___ Study material

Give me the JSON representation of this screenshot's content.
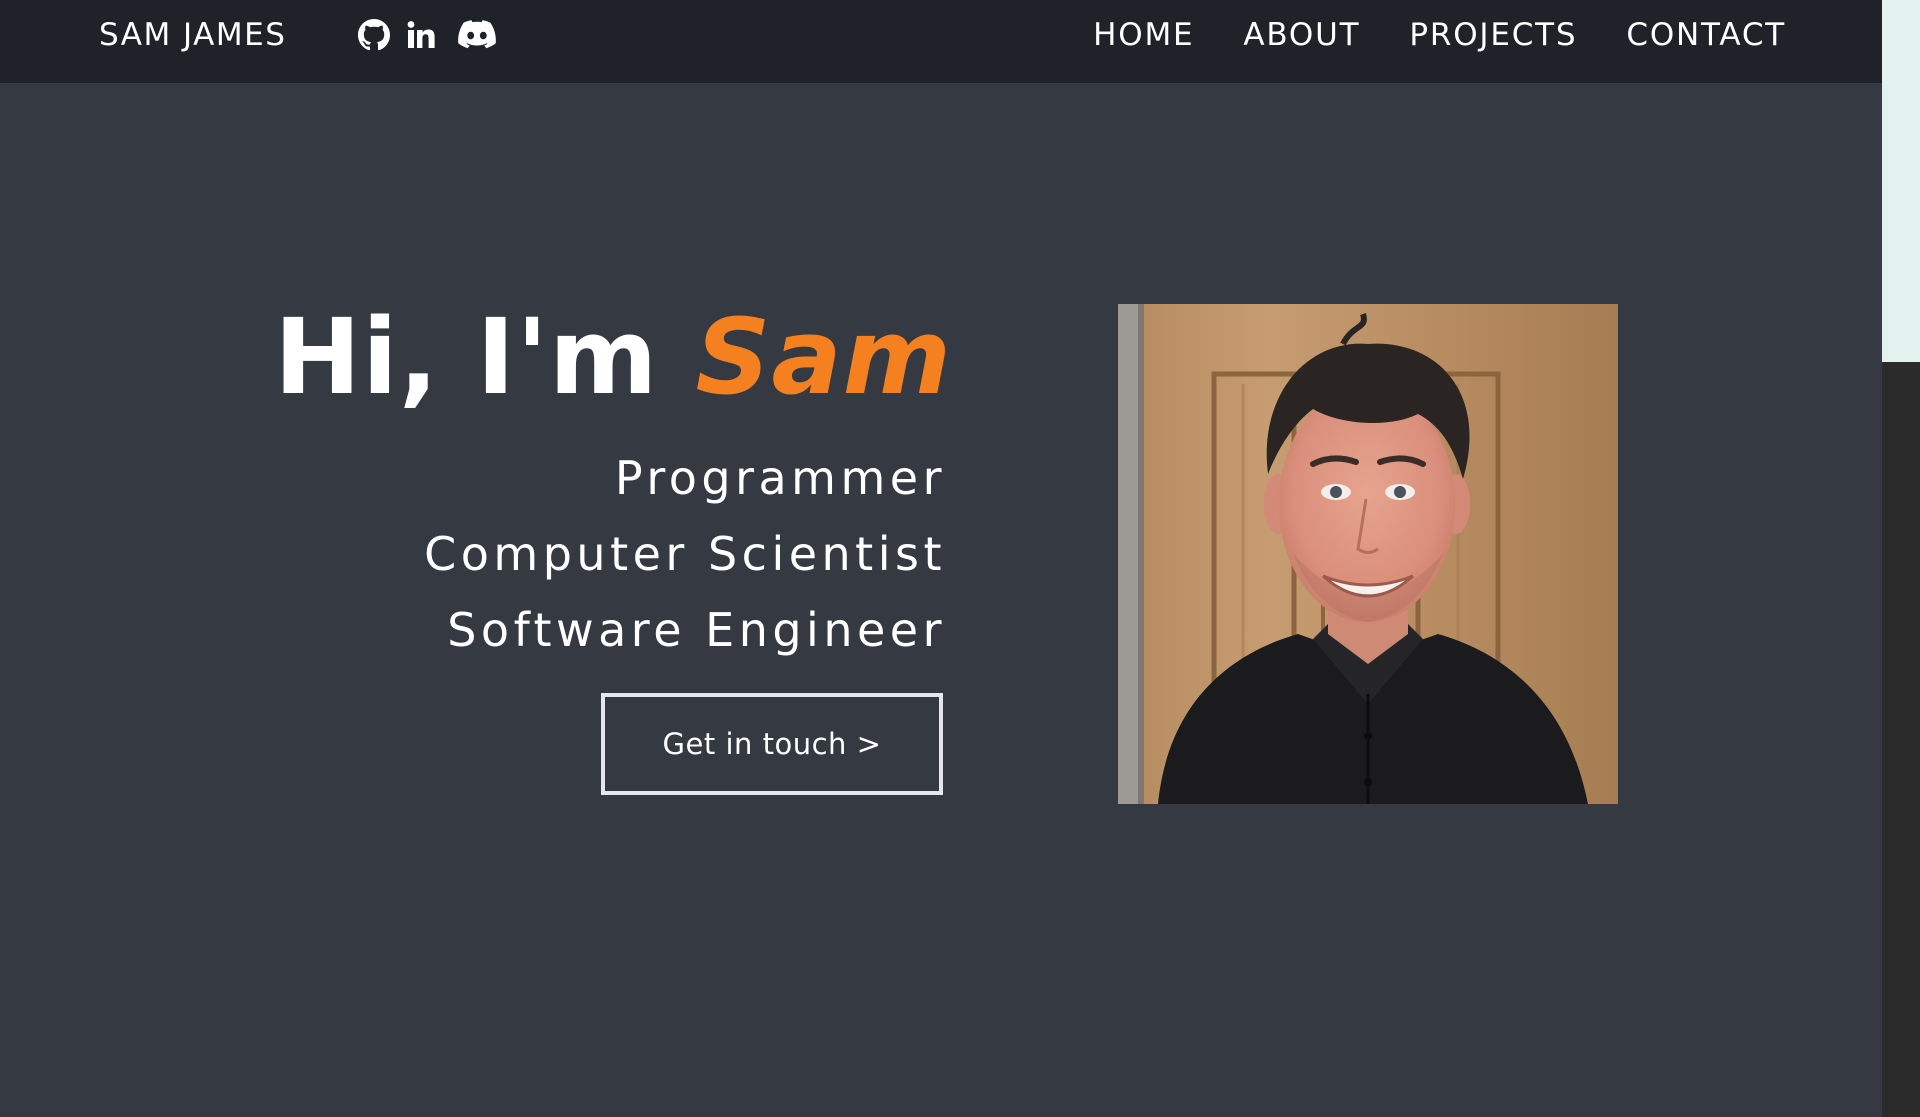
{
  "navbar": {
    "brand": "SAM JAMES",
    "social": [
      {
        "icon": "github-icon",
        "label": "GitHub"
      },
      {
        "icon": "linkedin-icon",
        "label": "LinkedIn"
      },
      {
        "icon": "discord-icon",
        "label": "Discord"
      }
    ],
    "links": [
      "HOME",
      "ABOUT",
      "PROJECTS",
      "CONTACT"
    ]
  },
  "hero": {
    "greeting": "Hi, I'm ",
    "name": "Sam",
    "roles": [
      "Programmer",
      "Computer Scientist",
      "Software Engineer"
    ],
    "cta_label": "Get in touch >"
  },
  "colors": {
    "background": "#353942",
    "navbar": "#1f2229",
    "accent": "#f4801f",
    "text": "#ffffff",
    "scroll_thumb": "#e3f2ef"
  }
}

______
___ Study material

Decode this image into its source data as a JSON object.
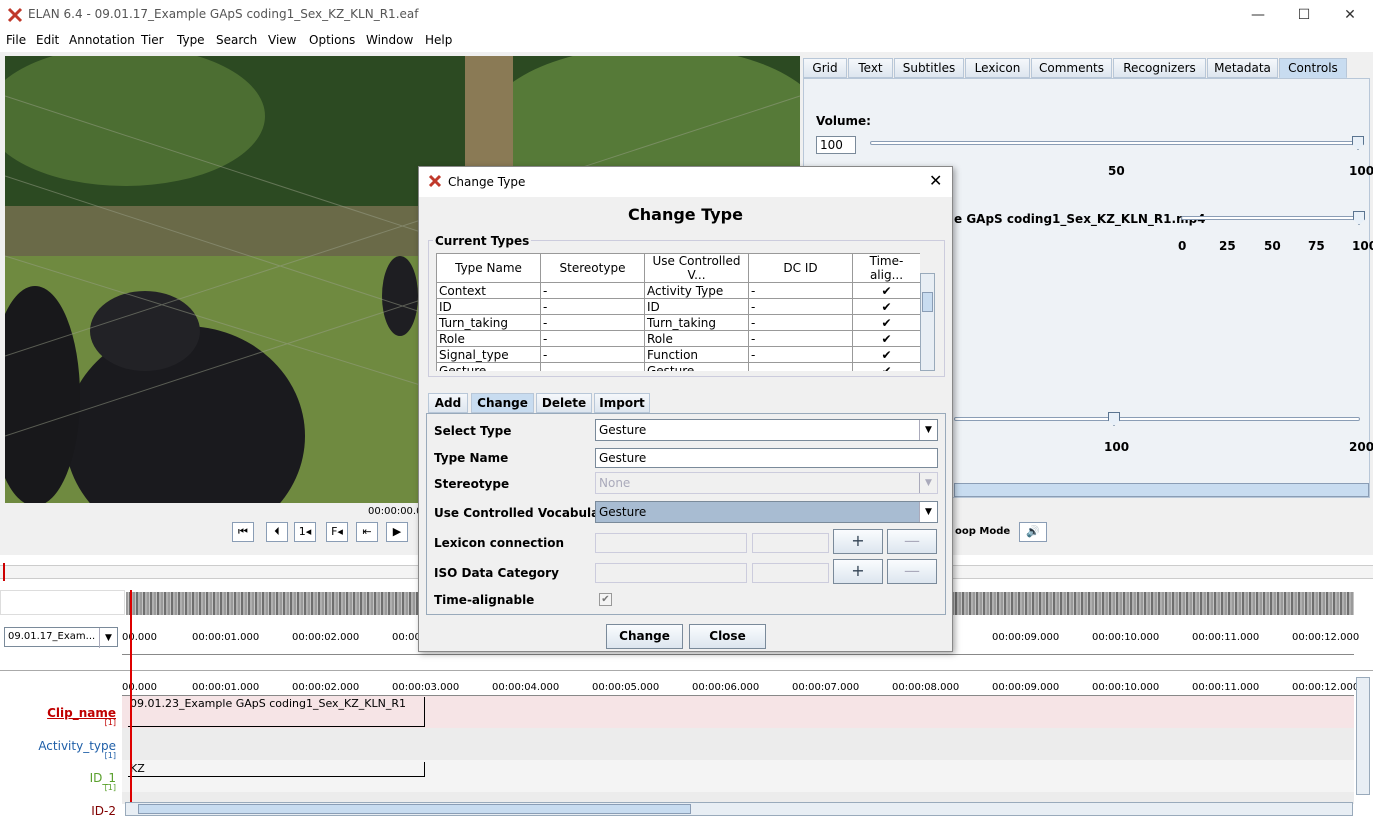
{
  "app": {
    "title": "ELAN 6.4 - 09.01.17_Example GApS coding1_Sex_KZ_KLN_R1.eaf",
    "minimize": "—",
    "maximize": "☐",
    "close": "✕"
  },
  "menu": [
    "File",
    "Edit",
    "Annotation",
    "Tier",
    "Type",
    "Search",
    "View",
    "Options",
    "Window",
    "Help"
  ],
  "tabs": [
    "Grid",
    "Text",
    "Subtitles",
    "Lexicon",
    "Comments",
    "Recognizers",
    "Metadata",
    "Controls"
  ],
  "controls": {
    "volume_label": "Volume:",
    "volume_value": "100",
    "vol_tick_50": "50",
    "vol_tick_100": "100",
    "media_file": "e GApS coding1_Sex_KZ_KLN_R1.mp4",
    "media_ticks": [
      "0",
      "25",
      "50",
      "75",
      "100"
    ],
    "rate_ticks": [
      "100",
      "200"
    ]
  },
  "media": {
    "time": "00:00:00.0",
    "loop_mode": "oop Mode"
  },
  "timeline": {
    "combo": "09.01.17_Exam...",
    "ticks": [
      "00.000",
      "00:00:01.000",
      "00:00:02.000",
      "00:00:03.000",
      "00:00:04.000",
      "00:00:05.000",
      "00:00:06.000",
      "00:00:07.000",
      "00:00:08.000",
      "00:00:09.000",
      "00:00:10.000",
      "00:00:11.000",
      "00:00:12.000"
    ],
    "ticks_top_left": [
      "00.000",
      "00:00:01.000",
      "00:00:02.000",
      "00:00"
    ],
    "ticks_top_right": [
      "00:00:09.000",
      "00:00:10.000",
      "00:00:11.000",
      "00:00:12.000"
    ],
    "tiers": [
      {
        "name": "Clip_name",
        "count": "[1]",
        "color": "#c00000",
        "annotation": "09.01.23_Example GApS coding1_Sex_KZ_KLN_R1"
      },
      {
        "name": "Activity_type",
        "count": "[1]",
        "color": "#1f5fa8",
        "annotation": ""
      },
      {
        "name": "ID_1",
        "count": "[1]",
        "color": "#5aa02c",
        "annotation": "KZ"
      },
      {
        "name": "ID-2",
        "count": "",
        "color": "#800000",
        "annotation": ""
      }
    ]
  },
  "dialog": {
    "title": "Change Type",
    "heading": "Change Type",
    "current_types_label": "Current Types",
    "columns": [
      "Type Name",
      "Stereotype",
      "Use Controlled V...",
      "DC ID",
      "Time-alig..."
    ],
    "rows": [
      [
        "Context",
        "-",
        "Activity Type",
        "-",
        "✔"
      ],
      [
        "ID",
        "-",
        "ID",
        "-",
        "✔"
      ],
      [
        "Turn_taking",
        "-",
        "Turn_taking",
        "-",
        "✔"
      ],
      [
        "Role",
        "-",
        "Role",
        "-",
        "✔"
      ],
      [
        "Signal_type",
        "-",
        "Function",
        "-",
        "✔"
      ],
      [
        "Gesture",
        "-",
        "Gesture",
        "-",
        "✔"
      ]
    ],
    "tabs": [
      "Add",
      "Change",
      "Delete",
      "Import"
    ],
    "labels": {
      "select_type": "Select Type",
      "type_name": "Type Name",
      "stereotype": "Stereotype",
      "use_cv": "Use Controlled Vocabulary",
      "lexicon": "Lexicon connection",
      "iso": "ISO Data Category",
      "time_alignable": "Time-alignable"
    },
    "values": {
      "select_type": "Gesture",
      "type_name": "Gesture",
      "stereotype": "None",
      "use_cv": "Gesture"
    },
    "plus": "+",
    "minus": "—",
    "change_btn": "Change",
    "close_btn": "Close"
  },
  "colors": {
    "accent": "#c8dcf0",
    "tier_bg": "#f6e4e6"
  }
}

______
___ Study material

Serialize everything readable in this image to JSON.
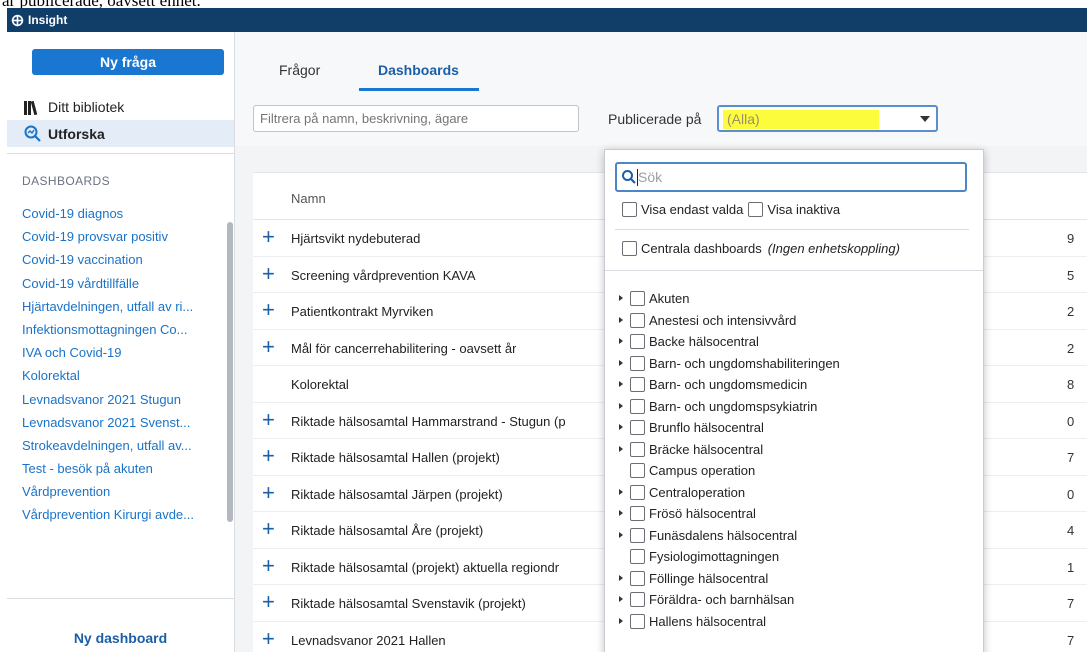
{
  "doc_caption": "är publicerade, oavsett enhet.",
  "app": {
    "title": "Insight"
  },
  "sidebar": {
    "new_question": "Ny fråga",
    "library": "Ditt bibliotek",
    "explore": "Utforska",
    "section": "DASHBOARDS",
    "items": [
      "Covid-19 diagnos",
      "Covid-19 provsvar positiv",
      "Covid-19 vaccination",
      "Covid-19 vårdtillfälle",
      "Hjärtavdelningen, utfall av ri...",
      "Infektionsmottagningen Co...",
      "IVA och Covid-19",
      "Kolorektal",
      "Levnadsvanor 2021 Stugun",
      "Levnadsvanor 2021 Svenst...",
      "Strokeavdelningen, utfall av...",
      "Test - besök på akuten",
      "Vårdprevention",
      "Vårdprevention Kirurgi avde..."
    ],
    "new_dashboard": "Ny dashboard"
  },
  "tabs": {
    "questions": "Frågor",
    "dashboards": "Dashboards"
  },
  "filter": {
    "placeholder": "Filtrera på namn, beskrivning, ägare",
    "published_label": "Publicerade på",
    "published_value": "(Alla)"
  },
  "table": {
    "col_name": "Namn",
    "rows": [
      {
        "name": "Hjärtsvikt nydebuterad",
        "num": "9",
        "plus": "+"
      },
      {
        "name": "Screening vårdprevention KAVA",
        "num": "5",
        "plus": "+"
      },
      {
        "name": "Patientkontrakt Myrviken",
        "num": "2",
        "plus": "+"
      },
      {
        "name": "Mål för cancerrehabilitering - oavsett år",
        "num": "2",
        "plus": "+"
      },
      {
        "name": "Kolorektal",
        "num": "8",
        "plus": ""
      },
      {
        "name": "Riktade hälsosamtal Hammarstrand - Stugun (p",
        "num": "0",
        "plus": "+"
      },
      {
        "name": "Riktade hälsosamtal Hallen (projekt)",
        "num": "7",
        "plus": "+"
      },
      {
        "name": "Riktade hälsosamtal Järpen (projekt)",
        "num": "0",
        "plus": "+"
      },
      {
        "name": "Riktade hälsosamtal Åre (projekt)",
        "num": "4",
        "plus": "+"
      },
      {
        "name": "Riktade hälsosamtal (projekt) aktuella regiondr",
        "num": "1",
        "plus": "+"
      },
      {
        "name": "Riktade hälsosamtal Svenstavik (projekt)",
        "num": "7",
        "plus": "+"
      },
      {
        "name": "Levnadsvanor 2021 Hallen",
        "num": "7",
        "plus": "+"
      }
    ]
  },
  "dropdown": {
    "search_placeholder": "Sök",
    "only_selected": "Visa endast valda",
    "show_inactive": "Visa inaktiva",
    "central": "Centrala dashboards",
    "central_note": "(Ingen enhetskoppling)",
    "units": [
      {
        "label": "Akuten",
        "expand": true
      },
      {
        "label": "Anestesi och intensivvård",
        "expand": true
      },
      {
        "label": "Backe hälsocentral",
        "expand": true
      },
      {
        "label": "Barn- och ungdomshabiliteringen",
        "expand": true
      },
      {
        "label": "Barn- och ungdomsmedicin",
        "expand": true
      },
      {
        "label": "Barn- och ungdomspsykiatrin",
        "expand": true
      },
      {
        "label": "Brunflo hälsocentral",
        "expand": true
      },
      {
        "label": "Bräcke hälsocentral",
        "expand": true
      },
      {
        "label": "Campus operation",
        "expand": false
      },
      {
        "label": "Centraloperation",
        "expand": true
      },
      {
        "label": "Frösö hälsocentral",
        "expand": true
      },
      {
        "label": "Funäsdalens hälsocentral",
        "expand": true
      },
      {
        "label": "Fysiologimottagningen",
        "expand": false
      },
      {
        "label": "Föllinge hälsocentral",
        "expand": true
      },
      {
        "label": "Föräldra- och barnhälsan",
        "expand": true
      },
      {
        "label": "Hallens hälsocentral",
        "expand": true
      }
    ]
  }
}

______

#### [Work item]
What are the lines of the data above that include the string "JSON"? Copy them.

#### [Exercise response]
Give me the JSON representation of this screenshot's content.
Decode this image into its source data as a JSON object.
Serialize everything readable in this image to JSON.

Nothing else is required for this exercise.